START Exercise data
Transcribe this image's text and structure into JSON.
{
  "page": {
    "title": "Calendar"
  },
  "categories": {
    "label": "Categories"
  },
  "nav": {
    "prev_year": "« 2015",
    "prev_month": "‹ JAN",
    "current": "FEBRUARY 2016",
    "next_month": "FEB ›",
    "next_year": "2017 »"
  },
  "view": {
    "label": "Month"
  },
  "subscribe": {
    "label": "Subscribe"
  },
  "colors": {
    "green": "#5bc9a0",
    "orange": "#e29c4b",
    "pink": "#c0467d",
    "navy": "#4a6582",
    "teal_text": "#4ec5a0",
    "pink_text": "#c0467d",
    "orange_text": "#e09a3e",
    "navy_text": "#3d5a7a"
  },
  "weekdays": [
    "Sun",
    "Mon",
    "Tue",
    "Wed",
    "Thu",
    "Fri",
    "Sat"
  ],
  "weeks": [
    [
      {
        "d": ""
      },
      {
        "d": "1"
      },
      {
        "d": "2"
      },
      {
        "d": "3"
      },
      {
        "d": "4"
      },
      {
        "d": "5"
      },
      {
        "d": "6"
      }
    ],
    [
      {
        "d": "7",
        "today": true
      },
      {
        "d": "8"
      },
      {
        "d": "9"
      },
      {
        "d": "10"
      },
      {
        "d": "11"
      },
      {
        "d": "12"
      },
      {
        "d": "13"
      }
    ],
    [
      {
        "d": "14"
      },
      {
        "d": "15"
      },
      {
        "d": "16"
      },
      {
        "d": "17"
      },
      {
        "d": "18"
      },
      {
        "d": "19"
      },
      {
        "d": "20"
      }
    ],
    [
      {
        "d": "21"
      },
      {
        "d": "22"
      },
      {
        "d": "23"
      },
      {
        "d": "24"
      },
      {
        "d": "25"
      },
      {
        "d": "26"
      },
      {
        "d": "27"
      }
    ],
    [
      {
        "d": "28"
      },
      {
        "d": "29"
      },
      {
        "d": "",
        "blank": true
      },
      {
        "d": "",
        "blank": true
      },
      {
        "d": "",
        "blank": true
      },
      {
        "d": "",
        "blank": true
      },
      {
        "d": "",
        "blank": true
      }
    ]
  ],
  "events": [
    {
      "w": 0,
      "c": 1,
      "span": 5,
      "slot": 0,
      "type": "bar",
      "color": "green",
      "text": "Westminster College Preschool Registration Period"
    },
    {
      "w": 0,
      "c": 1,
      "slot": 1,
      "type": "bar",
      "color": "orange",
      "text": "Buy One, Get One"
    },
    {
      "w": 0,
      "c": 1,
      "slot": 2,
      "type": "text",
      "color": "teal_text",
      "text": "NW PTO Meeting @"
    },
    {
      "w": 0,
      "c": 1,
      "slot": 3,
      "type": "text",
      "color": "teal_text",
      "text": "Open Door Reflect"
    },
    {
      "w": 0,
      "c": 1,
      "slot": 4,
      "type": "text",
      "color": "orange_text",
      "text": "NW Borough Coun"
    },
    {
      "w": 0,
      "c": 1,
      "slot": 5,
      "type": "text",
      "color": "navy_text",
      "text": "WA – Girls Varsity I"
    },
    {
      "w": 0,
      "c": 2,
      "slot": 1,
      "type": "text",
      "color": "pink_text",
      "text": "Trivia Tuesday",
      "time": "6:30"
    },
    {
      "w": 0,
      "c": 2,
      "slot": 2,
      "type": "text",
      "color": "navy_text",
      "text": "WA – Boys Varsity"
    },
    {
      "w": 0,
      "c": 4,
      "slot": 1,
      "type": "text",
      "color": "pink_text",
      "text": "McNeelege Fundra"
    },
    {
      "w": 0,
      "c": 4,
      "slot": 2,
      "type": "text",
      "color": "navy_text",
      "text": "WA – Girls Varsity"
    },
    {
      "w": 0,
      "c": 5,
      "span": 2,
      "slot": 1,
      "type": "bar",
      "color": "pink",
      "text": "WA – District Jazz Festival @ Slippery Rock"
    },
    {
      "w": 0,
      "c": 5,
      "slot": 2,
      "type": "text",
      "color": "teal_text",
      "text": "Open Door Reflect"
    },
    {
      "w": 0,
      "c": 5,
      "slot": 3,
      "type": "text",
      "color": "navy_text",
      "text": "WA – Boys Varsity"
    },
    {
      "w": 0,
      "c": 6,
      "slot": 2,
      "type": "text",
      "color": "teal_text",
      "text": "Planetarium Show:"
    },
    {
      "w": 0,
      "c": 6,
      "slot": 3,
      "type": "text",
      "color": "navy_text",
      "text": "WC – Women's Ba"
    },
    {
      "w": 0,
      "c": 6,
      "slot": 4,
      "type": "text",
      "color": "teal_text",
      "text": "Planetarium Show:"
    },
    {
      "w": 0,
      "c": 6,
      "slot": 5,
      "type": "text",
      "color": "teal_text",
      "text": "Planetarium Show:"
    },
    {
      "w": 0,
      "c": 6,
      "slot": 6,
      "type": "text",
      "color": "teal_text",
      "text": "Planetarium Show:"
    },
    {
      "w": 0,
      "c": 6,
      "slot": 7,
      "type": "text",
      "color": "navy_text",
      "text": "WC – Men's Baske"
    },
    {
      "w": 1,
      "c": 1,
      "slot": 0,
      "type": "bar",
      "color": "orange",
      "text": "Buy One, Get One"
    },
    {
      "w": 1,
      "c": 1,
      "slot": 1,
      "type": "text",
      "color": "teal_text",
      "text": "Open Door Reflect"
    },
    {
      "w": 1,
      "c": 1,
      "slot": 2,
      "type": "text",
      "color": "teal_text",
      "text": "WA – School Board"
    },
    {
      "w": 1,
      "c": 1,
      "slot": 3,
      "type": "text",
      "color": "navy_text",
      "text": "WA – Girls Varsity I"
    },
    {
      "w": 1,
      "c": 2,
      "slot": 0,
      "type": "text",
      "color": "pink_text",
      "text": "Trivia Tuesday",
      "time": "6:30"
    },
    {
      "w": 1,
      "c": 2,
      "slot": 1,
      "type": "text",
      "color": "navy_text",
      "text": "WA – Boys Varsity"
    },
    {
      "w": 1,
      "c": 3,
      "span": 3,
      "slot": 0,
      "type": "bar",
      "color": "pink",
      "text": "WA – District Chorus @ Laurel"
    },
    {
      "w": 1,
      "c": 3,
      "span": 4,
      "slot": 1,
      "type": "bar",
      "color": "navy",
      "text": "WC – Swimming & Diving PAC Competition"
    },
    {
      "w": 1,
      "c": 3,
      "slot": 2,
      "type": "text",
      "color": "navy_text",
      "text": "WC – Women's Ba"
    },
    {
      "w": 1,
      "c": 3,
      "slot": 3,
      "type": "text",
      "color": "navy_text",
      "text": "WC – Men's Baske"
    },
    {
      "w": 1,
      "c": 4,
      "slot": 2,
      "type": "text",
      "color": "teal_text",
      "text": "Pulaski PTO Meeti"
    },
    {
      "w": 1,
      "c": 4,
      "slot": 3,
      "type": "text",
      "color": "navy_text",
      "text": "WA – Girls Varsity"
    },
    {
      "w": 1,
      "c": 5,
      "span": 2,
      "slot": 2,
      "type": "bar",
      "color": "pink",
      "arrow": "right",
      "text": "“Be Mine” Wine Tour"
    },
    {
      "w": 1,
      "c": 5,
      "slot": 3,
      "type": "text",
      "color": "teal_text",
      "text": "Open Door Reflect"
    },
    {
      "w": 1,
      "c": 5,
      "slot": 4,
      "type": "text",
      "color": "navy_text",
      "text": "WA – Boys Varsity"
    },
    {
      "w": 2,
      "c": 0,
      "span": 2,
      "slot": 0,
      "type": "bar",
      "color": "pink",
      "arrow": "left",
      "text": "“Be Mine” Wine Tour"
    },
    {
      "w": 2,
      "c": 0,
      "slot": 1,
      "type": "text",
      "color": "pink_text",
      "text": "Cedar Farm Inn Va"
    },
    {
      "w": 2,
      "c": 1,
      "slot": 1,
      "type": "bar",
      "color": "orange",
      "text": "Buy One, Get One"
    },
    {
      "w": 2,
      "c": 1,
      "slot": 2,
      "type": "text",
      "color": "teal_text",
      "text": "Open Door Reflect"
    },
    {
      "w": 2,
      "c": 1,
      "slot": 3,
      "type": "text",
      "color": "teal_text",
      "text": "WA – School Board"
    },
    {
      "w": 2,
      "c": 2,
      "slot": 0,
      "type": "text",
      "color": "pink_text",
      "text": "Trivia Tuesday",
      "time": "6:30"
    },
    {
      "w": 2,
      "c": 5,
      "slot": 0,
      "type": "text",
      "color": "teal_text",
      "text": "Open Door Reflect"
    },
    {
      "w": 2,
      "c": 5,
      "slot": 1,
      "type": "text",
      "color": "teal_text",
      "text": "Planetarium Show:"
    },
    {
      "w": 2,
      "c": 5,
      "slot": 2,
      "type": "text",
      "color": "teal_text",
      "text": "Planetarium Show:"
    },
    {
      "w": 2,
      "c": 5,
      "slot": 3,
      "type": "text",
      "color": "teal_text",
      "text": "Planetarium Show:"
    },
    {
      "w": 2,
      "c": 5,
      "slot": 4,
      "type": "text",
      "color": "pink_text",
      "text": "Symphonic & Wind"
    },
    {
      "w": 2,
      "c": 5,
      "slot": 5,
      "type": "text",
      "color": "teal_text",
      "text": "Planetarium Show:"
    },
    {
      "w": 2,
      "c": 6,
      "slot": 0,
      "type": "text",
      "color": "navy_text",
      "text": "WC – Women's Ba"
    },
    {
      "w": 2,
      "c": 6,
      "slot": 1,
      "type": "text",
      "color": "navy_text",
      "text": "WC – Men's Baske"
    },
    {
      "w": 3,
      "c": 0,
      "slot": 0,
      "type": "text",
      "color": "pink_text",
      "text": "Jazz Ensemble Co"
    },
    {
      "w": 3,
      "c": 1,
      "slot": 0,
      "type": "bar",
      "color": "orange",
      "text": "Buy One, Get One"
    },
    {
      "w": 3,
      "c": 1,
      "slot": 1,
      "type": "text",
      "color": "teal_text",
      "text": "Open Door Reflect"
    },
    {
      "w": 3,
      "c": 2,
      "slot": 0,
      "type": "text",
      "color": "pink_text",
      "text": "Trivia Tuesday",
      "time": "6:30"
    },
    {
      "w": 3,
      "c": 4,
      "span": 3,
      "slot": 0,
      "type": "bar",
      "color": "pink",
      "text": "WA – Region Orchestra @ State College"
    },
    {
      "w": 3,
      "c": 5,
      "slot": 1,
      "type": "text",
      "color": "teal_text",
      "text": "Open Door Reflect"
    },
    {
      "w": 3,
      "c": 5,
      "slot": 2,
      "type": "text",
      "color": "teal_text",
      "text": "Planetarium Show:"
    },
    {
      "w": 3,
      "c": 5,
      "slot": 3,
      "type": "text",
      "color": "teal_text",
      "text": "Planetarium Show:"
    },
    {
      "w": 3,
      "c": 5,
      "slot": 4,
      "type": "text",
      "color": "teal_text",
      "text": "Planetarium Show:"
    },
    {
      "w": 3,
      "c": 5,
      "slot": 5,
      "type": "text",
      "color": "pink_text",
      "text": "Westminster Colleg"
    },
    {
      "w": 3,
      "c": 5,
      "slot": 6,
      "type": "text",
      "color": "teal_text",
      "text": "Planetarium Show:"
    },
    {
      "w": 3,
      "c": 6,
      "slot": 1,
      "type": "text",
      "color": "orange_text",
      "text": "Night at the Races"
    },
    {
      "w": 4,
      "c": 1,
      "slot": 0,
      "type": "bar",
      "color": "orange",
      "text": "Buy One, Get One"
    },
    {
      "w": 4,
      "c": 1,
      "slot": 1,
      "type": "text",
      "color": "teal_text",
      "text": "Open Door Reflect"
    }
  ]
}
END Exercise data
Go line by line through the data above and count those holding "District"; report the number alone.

__Response for this exercise__: 2